The term “natural” has become a popular label on many types of products, from foods to cosmetics to household cleaners. You may be surprised to learn that “natural” does not have a standard definition, so it can mean different things to different companies.

In general, natural cleaning products may contain ingredients that are sustainable, biodegradable, non-toxic and hypoallergenic and have not been tested on animals. A natural ingredient is not necessarily harmless. For example, some plant-derived compounds are toxic and have negative health effects.


Here a few tips when shopping for cleaners:

  • Look for Green. Green generally means that a product contains environmentally-friendly ingredients and avoids those that are chemically-reactive or toxic. In New York State, green cleaning products that are used in schools cannot have an adverse impact on the health of children and the environment, and must be certified by either Green Seal or Environmental Choice, two nonprofit organizations. Green Seal currently is working on revising its standards for ingredients that may trigger asthma and cause other reactions in vulnerable groups such as children and janitorial workers.
  • Seek Out Key Ingredients. Natural cleaners usually contain a combination of essential oils like pine, tea tree, thyme, limonene, or mint; glycerine, a lubricant and moisturizer; a plant-based cleaning agent; an alcohol; and safe coloring agents.
  • Raid the Cupboard. Many households already have effective natural cleaning products in their kitchen and bathroom. Lemon juice, Borax, vinegar, salt, mineral oil and baking soda are highly effective for a variety of household cleaning chores.
  • Shop Wisely. Look for cleaners that carry a Green Seal or EcoLogo. Visit the U.S. Environmental Protection Agency (EPA) Web site at www.epa.gov/epp/index.htm for information on environmentally preferable products. The National Institutes of Health Household Products Database, http://householdproducts.nlm.nih.gov/products.htm, also is a resource.

Heed Warnings. Avoid buying products that have “danger” or “warning” statements on the label.

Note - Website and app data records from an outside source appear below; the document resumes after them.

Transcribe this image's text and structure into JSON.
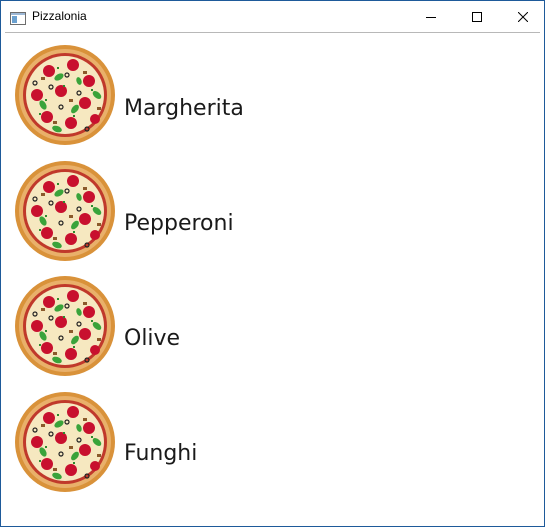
{
  "window": {
    "title": "Pizzalonia",
    "icon": "window-app-icon",
    "controls": {
      "minimize_icon": "minimize-icon",
      "maximize_icon": "maximize-icon",
      "close_icon": "close-icon"
    }
  },
  "pizzas": [
    {
      "name": "Margherita",
      "image": "pizza-image"
    },
    {
      "name": "Pepperoni",
      "image": "pizza-image"
    },
    {
      "name": "Olive",
      "image": "pizza-image"
    },
    {
      "name": "Funghi",
      "image": "pizza-image"
    }
  ],
  "colors": {
    "window_border": "#1e5a9a",
    "crust": "#d9923a",
    "sauce": "#c0392b",
    "cheese": "#f6e8c0",
    "pepperoni": "#c8102e",
    "basil": "#3aa33a"
  }
}
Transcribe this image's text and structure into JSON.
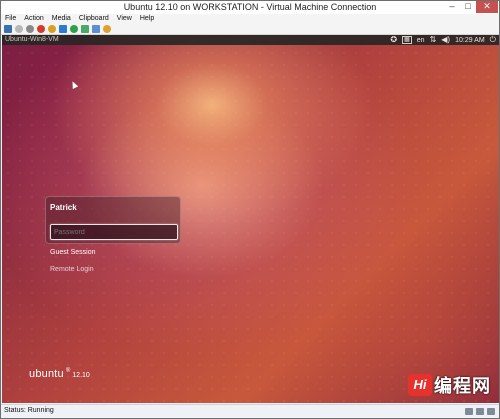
{
  "window": {
    "title": "Ubuntu 12.10 on WORKSTATION - Virtual Machine Connection",
    "minimize_glyph": "–",
    "maximize_glyph": "□",
    "close_glyph": "✕"
  },
  "menu": {
    "items": [
      "File",
      "Action",
      "Media",
      "Clipboard",
      "View",
      "Help"
    ]
  },
  "toolbar": {
    "icons": [
      "ctrl-alt-del-icon",
      "start-icon",
      "turn-off-icon",
      "shutdown-icon",
      "save-icon",
      "pause-icon",
      "reset-icon",
      "snapshot-icon",
      "revert-icon",
      "enhanced-session-icon"
    ]
  },
  "panel": {
    "vm_name": "Ubuntu-Win8-VM",
    "keyboard": "en",
    "clock": "10:29 AM"
  },
  "login": {
    "user_name": "Patrick",
    "password_placeholder": "Password",
    "guest_session": "Guest Session",
    "remote_login": "Remote Login"
  },
  "logo": {
    "word": "ubuntu",
    "mark": "®",
    "version": "12.10"
  },
  "watermark": {
    "badge": "Hi",
    "text": "编程网"
  },
  "status": {
    "text": "Status: Running"
  },
  "colors": {
    "panel": "#282624",
    "close_button": "#c75050",
    "wallpaper_dark": "#6e1d40",
    "wallpaper_light": "#f2b07a",
    "watermark_red": "#e5322d"
  }
}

Robin Murphy is president of Maid Brigade, the Green Clean Certified maid service. 888-525-6243. www.maidbrigade.com